▶ Input records:
* * * * * * * * *
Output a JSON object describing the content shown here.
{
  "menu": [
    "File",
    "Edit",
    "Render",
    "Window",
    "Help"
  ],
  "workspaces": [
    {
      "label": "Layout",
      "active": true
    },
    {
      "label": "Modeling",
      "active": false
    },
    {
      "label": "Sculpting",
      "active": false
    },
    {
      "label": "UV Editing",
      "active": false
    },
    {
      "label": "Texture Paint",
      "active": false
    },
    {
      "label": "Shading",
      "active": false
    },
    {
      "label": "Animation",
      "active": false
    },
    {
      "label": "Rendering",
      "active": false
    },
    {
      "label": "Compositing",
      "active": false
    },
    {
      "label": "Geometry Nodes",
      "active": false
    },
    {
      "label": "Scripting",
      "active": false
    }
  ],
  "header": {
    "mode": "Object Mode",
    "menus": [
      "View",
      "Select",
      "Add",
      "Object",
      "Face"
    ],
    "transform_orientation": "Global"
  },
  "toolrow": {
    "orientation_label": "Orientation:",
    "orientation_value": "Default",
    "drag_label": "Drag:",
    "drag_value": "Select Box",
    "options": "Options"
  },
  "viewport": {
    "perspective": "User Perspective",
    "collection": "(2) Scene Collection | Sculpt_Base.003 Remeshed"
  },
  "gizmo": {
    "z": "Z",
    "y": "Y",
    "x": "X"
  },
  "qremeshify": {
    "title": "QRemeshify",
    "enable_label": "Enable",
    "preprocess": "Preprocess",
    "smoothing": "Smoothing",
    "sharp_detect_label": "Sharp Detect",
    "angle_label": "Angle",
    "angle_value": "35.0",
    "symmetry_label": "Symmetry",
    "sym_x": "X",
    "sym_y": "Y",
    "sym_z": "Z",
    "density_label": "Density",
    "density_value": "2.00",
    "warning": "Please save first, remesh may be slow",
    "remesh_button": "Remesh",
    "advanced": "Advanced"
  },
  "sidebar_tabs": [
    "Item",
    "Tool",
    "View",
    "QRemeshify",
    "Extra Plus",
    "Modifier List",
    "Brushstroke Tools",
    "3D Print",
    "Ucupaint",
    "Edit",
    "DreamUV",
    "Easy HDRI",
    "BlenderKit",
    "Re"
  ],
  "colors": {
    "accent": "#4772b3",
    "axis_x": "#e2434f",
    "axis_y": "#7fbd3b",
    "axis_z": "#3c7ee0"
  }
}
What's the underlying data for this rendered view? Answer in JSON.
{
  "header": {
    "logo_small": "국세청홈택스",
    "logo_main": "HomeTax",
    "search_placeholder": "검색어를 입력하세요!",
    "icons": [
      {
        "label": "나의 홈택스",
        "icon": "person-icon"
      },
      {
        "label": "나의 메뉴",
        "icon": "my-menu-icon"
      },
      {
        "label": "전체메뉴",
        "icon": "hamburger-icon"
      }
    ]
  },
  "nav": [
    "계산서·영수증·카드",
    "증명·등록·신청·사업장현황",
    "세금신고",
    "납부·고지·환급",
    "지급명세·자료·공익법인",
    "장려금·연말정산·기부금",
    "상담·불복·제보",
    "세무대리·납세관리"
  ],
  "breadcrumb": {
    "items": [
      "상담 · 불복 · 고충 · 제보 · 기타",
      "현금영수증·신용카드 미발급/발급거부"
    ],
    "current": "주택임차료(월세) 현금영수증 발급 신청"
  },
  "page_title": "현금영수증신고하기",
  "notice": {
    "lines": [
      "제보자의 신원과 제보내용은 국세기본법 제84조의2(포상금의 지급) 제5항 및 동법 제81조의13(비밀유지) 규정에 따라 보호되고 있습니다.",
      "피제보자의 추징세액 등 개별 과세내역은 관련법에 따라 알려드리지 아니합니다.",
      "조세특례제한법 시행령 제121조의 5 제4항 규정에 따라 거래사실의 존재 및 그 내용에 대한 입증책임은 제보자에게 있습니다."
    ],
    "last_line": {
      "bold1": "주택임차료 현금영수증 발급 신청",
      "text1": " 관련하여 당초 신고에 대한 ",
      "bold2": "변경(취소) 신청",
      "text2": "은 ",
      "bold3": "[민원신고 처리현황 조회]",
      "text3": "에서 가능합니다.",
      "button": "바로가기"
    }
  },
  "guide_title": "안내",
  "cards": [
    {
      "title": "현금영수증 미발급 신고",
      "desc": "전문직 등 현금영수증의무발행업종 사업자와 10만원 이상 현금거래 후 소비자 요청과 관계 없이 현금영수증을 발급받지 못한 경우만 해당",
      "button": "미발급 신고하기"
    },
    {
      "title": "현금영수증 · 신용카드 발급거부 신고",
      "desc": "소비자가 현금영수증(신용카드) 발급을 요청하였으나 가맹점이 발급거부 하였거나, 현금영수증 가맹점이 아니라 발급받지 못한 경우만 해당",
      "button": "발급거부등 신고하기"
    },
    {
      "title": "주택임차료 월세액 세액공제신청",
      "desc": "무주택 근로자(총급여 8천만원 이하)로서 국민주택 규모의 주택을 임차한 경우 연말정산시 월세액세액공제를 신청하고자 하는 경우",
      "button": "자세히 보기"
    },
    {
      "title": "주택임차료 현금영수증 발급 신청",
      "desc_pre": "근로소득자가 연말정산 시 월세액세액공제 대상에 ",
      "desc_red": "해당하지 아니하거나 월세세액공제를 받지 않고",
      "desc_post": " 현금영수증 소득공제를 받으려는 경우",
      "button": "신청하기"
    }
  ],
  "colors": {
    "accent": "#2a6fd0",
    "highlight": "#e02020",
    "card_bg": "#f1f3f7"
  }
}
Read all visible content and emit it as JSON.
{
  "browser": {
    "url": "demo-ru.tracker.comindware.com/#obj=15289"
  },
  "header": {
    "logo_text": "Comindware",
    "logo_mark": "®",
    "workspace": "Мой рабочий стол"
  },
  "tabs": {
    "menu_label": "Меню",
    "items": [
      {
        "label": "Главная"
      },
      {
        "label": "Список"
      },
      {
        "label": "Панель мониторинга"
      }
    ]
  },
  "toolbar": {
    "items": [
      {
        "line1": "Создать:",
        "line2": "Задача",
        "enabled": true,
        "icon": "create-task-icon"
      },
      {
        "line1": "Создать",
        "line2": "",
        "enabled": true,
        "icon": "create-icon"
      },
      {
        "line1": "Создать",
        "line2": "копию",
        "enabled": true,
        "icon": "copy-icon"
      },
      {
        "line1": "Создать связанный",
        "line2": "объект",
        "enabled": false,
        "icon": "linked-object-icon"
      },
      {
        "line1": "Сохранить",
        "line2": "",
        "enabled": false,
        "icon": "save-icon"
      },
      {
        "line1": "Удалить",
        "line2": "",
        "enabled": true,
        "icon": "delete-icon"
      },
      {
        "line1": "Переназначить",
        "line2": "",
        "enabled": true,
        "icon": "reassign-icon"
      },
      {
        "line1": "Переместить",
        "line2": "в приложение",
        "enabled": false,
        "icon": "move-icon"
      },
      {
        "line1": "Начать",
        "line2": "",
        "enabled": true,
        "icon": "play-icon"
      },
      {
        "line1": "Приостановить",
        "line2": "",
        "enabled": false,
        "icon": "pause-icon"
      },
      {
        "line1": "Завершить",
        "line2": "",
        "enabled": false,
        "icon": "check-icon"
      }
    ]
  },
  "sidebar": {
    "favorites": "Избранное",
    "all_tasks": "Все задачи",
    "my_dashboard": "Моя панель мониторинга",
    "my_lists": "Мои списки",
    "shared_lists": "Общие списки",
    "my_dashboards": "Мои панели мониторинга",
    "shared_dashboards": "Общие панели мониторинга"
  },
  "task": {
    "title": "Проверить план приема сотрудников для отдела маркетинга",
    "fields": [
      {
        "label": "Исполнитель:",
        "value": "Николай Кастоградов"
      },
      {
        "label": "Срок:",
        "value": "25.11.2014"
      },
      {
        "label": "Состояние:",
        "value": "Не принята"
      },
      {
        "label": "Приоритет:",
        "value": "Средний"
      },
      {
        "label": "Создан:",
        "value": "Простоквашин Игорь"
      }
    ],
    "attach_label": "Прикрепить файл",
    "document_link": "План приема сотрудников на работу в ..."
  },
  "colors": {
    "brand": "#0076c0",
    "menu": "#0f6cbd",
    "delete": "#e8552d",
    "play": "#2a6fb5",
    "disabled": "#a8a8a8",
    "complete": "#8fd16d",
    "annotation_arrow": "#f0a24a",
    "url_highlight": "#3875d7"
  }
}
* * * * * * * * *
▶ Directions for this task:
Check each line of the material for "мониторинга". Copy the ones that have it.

▶ Output of the task:
        "label": "Панель мониторинга"
    "my_dashboard": "Моя панель мониторинга",
    "my_dashboards": "Мои панели мониторинга",
    "shared_dashboards": "Общие панели мониторинга"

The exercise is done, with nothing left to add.